“For those who shy away from anything that rocks the establishment’s boat, such objections can never be satisfactorily addressed. And yet, for someone like me, who is trying to critique and improve upon standard theory, they are not even valid. Obviously, a new theory that contradicts an existing theory will be inconsistent with the tenets of that theory!”
He’s just too radical! The scientific community doesn’t want their established ideas discredited!
This is a perfect example of the Galileo fallacy, and it’s a tactic which many fringe researchers employ (Dr. Ketchum frequently employs it as well). They claim persecution by the scientific establishment for their ideas (just like Galileo!), but they are right and the truth will be accepted eventually. This is a convenient cover for the fact that their ideas fail to meet evidentiary standards that everyone else’s must; in their minds they are exceptions and must be treated as such. Unfortunately for them, “persecution”** is not a credential.
Red flag words to watch out for here: “Kuhnian revolutions”
It goes like this:
-McCarthy is (incorrectly) asserted to be the “leading expert” in the field; therefore his claims must be taken seriously.
-McCarthy is “affiliated” with a respectable institution; therefore his claims must be taken seriously.
-McCarthy’s ideas are representative of scientific consensus, and/or they are developed and tested using the same process as other mainstream scientific ideas. Because they are obviously ridiculous, scientists don’t know what they’re doing.
Red flag words to watch out for here: “expert, authority, top researcher”

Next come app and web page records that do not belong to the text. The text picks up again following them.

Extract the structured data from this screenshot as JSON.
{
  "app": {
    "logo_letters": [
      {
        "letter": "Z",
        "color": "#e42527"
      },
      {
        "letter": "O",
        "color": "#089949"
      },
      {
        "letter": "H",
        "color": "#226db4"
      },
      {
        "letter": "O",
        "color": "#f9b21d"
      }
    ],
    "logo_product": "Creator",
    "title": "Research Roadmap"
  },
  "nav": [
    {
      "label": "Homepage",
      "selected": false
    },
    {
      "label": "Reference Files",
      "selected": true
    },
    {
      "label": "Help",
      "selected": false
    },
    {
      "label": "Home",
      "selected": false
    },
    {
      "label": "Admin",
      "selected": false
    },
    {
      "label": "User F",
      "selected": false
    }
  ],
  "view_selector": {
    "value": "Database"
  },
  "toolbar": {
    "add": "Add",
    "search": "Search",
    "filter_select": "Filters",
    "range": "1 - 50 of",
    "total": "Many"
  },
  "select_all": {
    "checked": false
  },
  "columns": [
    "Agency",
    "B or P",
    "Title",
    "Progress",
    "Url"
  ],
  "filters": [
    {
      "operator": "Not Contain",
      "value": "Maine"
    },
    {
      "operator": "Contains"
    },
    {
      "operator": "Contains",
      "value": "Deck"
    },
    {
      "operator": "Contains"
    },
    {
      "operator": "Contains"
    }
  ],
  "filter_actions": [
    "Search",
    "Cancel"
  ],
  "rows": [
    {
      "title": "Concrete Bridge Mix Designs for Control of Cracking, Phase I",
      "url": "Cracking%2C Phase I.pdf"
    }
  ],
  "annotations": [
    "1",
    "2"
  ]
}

Always take the trouble to read a bit deeper about “revolutionary” scientific theories when they’re going viral on social media. The red flags are there if you know what to look for. Generally there will be some scientists who cover them, but this process takes time and effort, and would benefit from many more young scientists adding their voices. This treatment of the “primate-pig hybrid hypothesis” provides a very good example of where the tools of skepticism are needed to counteract irresponsible media coverage.
*For people unfamiliar with academia, “affiliation” usually implies ongoing employment in some capacity (research or teaching). This can be at several levels: graduate student, postdoc, adjunct professor, research fellow (like myself), or professor. Having once studied/taught/conducted research at a University isn’t generally referred to as “affiliation”, if you’re no longer there. For example, like McCarthy, I received my undergraduate and graduate degrees, conducted research, and taught all at one institution (Indiana University). I would never say that I was affiliated with IU, because I’m no longer there!

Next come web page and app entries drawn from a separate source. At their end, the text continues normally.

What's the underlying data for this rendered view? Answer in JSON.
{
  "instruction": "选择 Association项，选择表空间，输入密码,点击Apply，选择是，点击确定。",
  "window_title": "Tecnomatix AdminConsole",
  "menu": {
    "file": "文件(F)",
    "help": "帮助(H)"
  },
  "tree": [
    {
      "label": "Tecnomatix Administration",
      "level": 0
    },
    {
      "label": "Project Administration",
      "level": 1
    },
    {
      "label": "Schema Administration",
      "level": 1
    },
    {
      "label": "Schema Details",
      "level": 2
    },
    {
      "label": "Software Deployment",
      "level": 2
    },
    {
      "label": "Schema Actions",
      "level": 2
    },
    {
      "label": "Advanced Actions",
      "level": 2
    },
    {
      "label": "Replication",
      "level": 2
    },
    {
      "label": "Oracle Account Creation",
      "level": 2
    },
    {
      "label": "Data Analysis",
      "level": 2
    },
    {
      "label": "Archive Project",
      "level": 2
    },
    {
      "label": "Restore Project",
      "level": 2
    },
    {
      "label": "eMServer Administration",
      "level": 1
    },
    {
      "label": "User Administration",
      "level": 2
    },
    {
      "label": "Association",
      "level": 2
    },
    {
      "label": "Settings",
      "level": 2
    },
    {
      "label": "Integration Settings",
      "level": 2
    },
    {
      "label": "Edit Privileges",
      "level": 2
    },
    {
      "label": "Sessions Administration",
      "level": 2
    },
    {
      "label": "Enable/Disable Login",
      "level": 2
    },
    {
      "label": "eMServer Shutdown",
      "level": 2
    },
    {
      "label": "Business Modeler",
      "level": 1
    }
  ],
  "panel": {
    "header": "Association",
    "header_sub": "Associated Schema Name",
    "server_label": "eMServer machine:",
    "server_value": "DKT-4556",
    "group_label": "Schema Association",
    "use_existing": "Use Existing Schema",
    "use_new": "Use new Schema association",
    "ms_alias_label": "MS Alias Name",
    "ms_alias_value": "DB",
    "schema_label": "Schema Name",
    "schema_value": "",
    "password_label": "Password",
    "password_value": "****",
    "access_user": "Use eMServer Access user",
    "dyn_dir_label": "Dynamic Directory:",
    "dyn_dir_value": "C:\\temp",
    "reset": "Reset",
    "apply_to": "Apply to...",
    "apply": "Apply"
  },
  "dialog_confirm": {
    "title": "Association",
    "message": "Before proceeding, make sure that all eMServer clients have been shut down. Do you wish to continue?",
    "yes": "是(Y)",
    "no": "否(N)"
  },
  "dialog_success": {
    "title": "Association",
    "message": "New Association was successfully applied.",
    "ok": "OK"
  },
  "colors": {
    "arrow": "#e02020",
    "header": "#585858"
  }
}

**Is it persecution to be denied special treatment in the publication process? That’s what they’ll have you believe.